> Work task: Your copy should repeat the data that follows exactly and contain no image.

> Dataset records:
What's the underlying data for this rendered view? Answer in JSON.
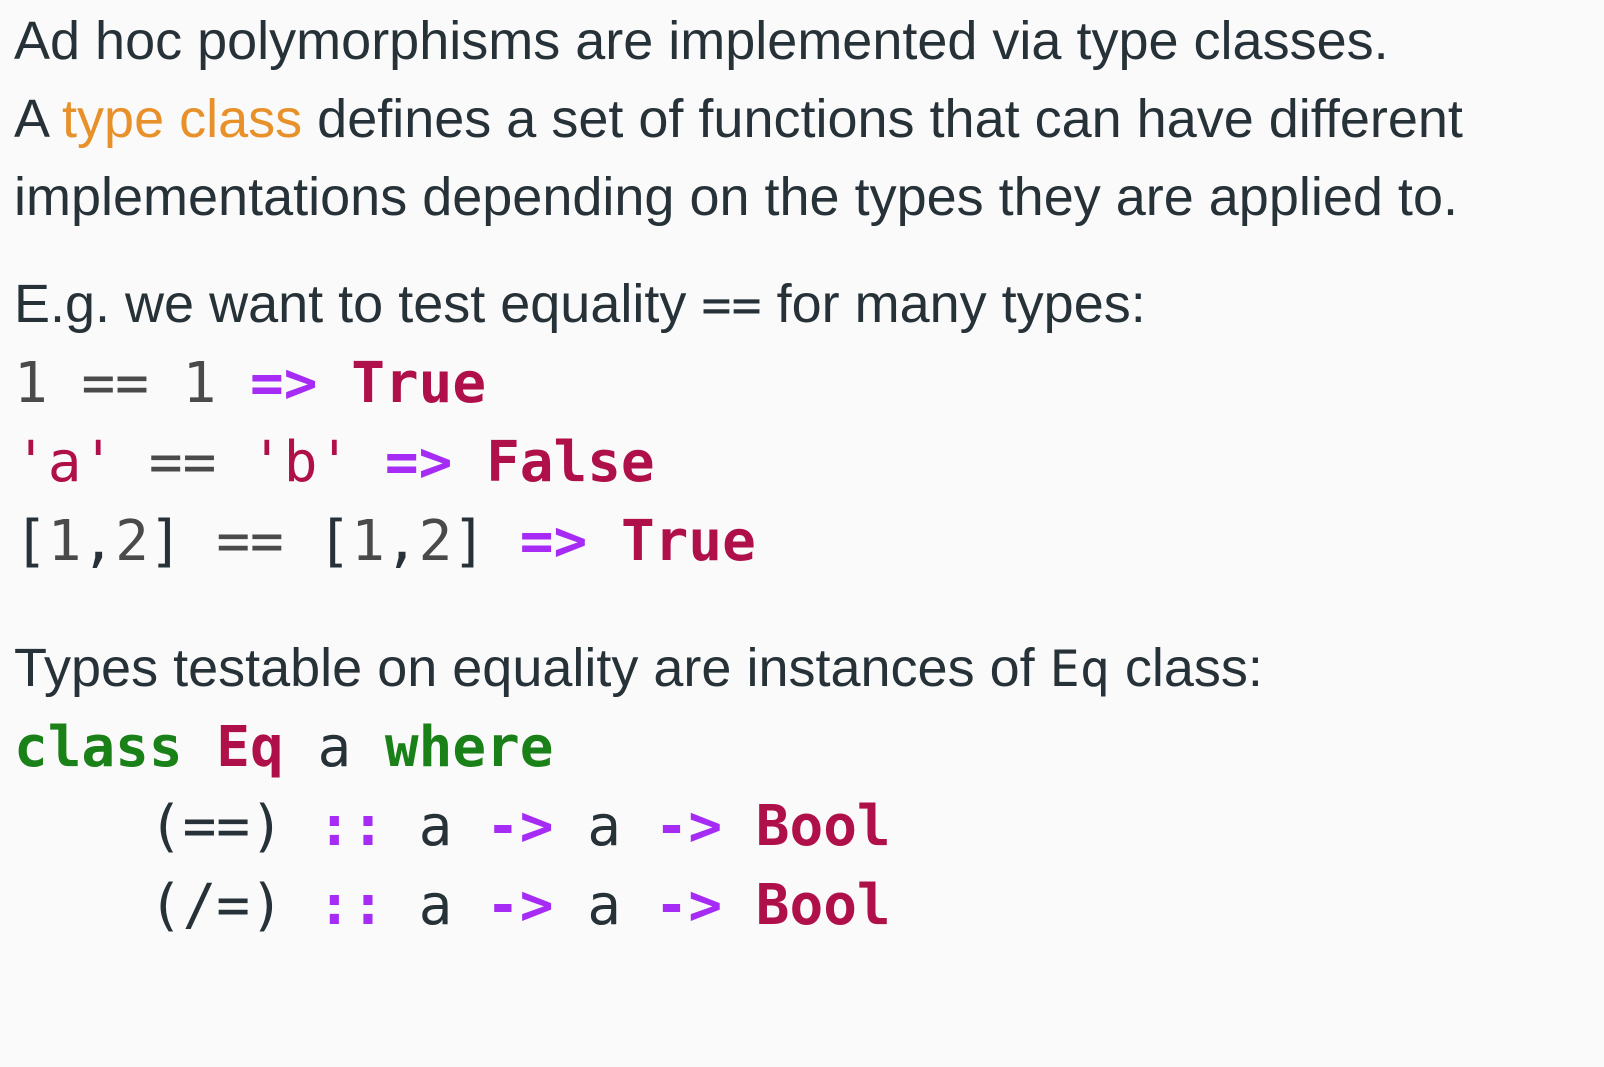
{
  "intro": {
    "line1": "Ad hoc polymorphisms are implemented via type classes.",
    "line2_prefix": "A ",
    "line2_term": "type class",
    "line2_suffix": " defines a set of functions that can have different",
    "line3": "implementations depending on the types they are applied to."
  },
  "example_intro": {
    "prefix": "E.g. we want to test equality ",
    "operator": "==",
    "suffix": " for many types:"
  },
  "equality_examples": [
    {
      "lhs": "1",
      "op": "==",
      "rhs": "1",
      "arrow": "=>",
      "result": "True"
    },
    {
      "lhs": "'a'",
      "op": "==",
      "rhs": "'b'",
      "arrow": "=>",
      "result": "False"
    },
    {
      "lhs_open": "[",
      "lhs_a": "1",
      "lhs_sep": ",",
      "lhs_b": "2",
      "lhs_close": "]",
      "op": "==",
      "rhs_open": "[",
      "rhs_a": "1",
      "rhs_sep": ",",
      "rhs_b": "2",
      "rhs_close": "]",
      "arrow": "=>",
      "result": "True"
    }
  ],
  "eq_intro": {
    "prefix": "Types testable on equality are instances of ",
    "class_name": "Eq",
    "suffix": " class:"
  },
  "class_def": {
    "keyword": "class",
    "name": "Eq",
    "type_var": "a",
    "where": "where",
    "methods": [
      {
        "name": "(==)",
        "sig_op": "::",
        "arg1": "a",
        "arrow1": "->",
        "arg2": "a",
        "arrow2": "->",
        "ret": "Bool"
      },
      {
        "name": "(/=)",
        "sig_op": "::",
        "arg1": "a",
        "arrow1": "->",
        "arg2": "a",
        "arrow2": "->",
        "ret": "Bool"
      }
    ]
  },
  "colors": {
    "text": "#263238",
    "highlight": "#e8912a",
    "arrow": "#a52bf5",
    "constructor": "#b0104a",
    "keyword": "#1a8018",
    "background": "#fafafa"
  }
}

> Solution:
What's the underlying data for this rendered view? Answer in JSON.
{
  "intro": {
    "line1": "Ad hoc polymorphisms are implemented via type classes.",
    "line2_prefix": "A ",
    "line2_term": "type class",
    "line2_suffix": " defines a set of functions that can have different",
    "line3": "implementations depending on the types they are applied to."
  },
  "example_intro": {
    "prefix": "E.g. we want to test equality ",
    "operator": "==",
    "suffix": " for many types:"
  },
  "equality_examples": [
    {
      "lhs": "1",
      "op": "==",
      "rhs": "1",
      "arrow": "=>",
      "result": "True"
    },
    {
      "lhs": "'a'",
      "op": "==",
      "rhs": "'b'",
      "arrow": "=>",
      "result": "False"
    },
    {
      "lhs_open": "[",
      "lhs_a": "1",
      "lhs_sep": ",",
      "lhs_b": "2",
      "lhs_close": "]",
      "op": "==",
      "rhs_open": "[",
      "rhs_a": "1",
      "rhs_sep": ",",
      "rhs_b": "2",
      "rhs_close": "]",
      "arrow": "=>",
      "result": "True"
    }
  ],
  "eq_intro": {
    "prefix": "Types testable on equality are instances of ",
    "class_name": "Eq",
    "suffix": " class:"
  },
  "class_def": {
    "keyword": "class",
    "name": "Eq",
    "type_var": "a",
    "where": "where",
    "methods": [
      {
        "name": "(==)",
        "sig_op": "::",
        "arg1": "a",
        "arrow1": "->",
        "arg2": "a",
        "arrow2": "->",
        "ret": "Bool"
      },
      {
        "name": "(/=)",
        "sig_op": "::",
        "arg1": "a",
        "arrow1": "->",
        "arg2": "a",
        "arrow2": "->",
        "ret": "Bool"
      }
    ]
  },
  "colors": {
    "text": "#263238",
    "highlight": "#e8912a",
    "arrow": "#a52bf5",
    "constructor": "#b0104a",
    "keyword": "#1a8018",
    "background": "#fafafa"
  }
}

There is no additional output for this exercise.